## What you will do
Retype the listing that follows, word for word.

## Exercise materials
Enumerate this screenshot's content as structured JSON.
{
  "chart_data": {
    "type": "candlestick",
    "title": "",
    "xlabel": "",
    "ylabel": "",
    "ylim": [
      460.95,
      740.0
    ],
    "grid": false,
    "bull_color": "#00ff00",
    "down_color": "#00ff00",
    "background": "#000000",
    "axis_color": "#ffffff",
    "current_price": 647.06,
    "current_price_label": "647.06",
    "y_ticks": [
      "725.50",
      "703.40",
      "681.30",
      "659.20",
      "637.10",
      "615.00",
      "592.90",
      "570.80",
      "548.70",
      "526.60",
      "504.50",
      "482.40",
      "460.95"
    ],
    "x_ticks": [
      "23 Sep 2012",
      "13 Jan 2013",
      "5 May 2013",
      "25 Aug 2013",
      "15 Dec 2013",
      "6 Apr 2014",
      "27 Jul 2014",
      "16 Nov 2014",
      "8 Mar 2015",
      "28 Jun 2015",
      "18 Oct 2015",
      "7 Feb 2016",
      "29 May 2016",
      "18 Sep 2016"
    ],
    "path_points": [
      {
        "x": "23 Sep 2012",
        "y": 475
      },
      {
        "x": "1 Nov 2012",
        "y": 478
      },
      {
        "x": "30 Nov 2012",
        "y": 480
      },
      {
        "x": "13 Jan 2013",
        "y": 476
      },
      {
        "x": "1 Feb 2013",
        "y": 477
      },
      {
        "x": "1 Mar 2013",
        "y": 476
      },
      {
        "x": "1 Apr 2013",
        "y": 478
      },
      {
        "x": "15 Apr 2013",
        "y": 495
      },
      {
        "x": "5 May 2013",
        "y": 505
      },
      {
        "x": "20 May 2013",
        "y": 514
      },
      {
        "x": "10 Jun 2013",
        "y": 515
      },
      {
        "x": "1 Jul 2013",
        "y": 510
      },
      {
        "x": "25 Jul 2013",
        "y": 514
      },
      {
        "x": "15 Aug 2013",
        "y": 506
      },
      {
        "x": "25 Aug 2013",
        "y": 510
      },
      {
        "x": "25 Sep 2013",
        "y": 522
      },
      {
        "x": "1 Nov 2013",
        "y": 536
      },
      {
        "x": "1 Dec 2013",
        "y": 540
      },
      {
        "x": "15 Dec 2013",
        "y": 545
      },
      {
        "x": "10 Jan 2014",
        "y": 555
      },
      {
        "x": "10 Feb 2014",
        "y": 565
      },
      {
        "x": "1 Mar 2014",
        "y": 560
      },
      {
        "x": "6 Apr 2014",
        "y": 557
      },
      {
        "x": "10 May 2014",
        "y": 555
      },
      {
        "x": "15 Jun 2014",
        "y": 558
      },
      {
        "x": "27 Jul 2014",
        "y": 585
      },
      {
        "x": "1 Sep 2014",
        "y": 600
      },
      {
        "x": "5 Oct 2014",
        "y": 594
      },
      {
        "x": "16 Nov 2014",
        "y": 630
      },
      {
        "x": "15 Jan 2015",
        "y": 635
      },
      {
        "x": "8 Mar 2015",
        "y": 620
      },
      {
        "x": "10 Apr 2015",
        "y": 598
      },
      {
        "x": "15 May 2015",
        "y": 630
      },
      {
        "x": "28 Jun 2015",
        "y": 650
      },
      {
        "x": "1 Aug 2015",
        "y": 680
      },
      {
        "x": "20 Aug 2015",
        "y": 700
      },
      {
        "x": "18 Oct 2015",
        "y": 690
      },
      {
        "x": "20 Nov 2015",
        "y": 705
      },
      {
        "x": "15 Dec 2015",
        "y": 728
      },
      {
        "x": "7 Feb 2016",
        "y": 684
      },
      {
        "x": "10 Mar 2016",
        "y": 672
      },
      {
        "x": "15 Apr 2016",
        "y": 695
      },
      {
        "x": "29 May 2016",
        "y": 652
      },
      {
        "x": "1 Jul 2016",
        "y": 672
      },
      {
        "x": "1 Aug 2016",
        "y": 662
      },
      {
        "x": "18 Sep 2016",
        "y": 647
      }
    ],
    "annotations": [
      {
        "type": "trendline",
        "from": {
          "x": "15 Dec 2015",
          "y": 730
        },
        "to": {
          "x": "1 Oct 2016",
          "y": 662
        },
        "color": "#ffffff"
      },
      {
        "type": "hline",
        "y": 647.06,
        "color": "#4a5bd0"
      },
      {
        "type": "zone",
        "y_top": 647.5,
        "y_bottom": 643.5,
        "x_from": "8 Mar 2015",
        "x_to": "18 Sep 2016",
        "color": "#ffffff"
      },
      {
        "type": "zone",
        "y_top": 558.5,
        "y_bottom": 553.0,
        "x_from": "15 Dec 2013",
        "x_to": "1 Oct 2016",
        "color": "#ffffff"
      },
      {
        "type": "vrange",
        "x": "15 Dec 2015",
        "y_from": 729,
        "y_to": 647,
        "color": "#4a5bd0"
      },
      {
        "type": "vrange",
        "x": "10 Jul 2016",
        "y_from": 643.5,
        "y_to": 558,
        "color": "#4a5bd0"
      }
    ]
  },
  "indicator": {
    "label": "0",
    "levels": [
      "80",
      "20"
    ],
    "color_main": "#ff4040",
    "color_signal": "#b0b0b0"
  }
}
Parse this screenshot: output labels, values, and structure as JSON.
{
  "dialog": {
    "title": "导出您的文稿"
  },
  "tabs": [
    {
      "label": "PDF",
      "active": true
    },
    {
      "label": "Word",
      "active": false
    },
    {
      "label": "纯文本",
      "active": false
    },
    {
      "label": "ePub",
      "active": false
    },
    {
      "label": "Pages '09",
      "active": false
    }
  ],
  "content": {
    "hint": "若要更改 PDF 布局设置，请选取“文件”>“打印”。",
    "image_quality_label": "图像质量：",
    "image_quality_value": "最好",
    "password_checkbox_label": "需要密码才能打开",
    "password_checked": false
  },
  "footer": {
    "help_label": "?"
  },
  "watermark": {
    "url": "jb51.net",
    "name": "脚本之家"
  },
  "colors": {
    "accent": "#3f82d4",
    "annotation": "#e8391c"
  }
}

## Completed task
Enumerate this screenshot's content as structured JSON.
{
  "chart_data": {
    "type": "candlestick",
    "title": "",
    "xlabel": "",
    "ylabel": "",
    "ylim": [
      460.95,
      740.0
    ],
    "grid": false,
    "bull_color": "#00ff00",
    "down_color": "#00ff00",
    "background": "#000000",
    "axis_color": "#ffffff",
    "current_price": 647.06,
    "current_price_label": "647.06",
    "y_ticks": [
      "725.50",
      "703.40",
      "681.30",
      "659.20",
      "637.10",
      "615.00",
      "592.90",
      "570.80",
      "548.70",
      "526.60",
      "504.50",
      "482.40",
      "460.95"
    ],
    "x_ticks": [
      "23 Sep 2012",
      "13 Jan 2013",
      "5 May 2013",
      "25 Aug 2013",
      "15 Dec 2013",
      "6 Apr 2014",
      "27 Jul 2014",
      "16 Nov 2014",
      "8 Mar 2015",
      "28 Jun 2015",
      "18 Oct 2015",
      "7 Feb 2016",
      "29 May 2016",
      "18 Sep 2016"
    ],
    "path_points": [
      {
        "x": "23 Sep 2012",
        "y": 475
      },
      {
        "x": "1 Nov 2012",
        "y": 478
      },
      {
        "x": "30 Nov 2012",
        "y": 480
      },
      {
        "x": "13 Jan 2013",
        "y": 476
      },
      {
        "x": "1 Feb 2013",
        "y": 477
      },
      {
        "x": "1 Mar 2013",
        "y": 476
      },
      {
        "x": "1 Apr 2013",
        "y": 478
      },
      {
        "x": "15 Apr 2013",
        "y": 495
      },
      {
        "x": "5 May 2013",
        "y": 505
      },
      {
        "x": "20 May 2013",
        "y": 514
      },
      {
        "x": "10 Jun 2013",
        "y": 515
      },
      {
        "x": "1 Jul 2013",
        "y": 510
      },
      {
        "x": "25 Jul 2013",
        "y": 514
      },
      {
        "x": "15 Aug 2013",
        "y": 506
      },
      {
        "x": "25 Aug 2013",
        "y": 510
      },
      {
        "x": "25 Sep 2013",
        "y": 522
      },
      {
        "x": "1 Nov 2013",
        "y": 536
      },
      {
        "x": "1 Dec 2013",
        "y": 540
      },
      {
        "x": "15 Dec 2013",
        "y": 545
      },
      {
        "x": "10 Jan 2014",
        "y": 555
      },
      {
        "x": "10 Feb 2014",
        "y": 565
      },
      {
        "x": "1 Mar 2014",
        "y": 560
      },
      {
        "x": "6 Apr 2014",
        "y": 557
      },
      {
        "x": "10 May 2014",
        "y": 555
      },
      {
        "x": "15 Jun 2014",
        "y": 558
      },
      {
        "x": "27 Jul 2014",
        "y": 585
      },
      {
        "x": "1 Sep 2014",
        "y": 600
      },
      {
        "x": "5 Oct 2014",
        "y": 594
      },
      {
        "x": "16 Nov 2014",
        "y": 630
      },
      {
        "x": "15 Jan 2015",
        "y": 635
      },
      {
        "x": "8 Mar 2015",
        "y": 620
      },
      {
        "x": "10 Apr 2015",
        "y": 598
      },
      {
        "x": "15 May 2015",
        "y": 630
      },
      {
        "x": "28 Jun 2015",
        "y": 650
      },
      {
        "x": "1 Aug 2015",
        "y": 680
      },
      {
        "x": "20 Aug 2015",
        "y": 700
      },
      {
        "x": "18 Oct 2015",
        "y": 690
      },
      {
        "x": "20 Nov 2015",
        "y": 705
      },
      {
        "x": "15 Dec 2015",
        "y": 728
      },
      {
        "x": "7 Feb 2016",
        "y": 684
      },
      {
        "x": "10 Mar 2016",
        "y": 672
      },
      {
        "x": "15 Apr 2016",
        "y": 695
      },
      {
        "x": "29 May 2016",
        "y": 652
      },
      {
        "x": "1 Jul 2016",
        "y": 672
      },
      {
        "x": "1 Aug 2016",
        "y": 662
      },
      {
        "x": "18 Sep 2016",
        "y": 647
      }
    ],
    "annotations": [
      {
        "type": "trendline",
        "from": {
          "x": "15 Dec 2015",
          "y": 730
        },
        "to": {
          "x": "1 Oct 2016",
          "y": 662
        },
        "color": "#ffffff"
      },
      {
        "type": "hline",
        "y": 647.06,
        "color": "#4a5bd0"
      },
      {
        "type": "zone",
        "y_top": 647.5,
        "y_bottom": 643.5,
        "x_from": "8 Mar 2015",
        "x_to": "18 Sep 2016",
        "color": "#ffffff"
      },
      {
        "type": "zone",
        "y_top": 558.5,
        "y_bottom": 553.0,
        "x_from": "15 Dec 2013",
        "x_to": "1 Oct 2016",
        "color": "#ffffff"
      },
      {
        "type": "vrange",
        "x": "15 Dec 2015",
        "y_from": 729,
        "y_to": 647,
        "color": "#4a5bd0"
      },
      {
        "type": "vrange",
        "x": "10 Jul 2016",
        "y_from": 643.5,
        "y_to": 558,
        "color": "#4a5bd0"
      }
    ]
  },
  "indicator": {
    "label": "0",
    "levels": [
      "80",
      "20"
    ],
    "color_main": "#ff4040",
    "color_signal": "#b0b0b0"
  }
}
Parse this screenshot: output labels, values, and structure as JSON.
{
  "dialog": {
    "title": "导出您的文稿"
  },
  "tabs": [
    {
      "label": "PDF",
      "active": true
    },
    {
      "label": "Word",
      "active": false
    },
    {
      "label": "纯文本",
      "active": false
    },
    {
      "label": "ePub",
      "active": false
    },
    {
      "label": "Pages '09",
      "active": false
    }
  ],
  "content": {
    "hint": "若要更改 PDF 布局设置，请选取“文件”>“打印”。",
    "image_quality_label": "图像质量：",
    "image_quality_value": "最好",
    "password_checkbox_label": "需要密码才能打开",
    "password_checked": false
  },
  "footer": {
    "help_label": "?"
  },
  "watermark": {
    "url": "jb51.net",
    "name": "脚本之家"
  },
  "colors": {
    "accent": "#3f82d4",
    "annotation": "#e8391c"
  }
}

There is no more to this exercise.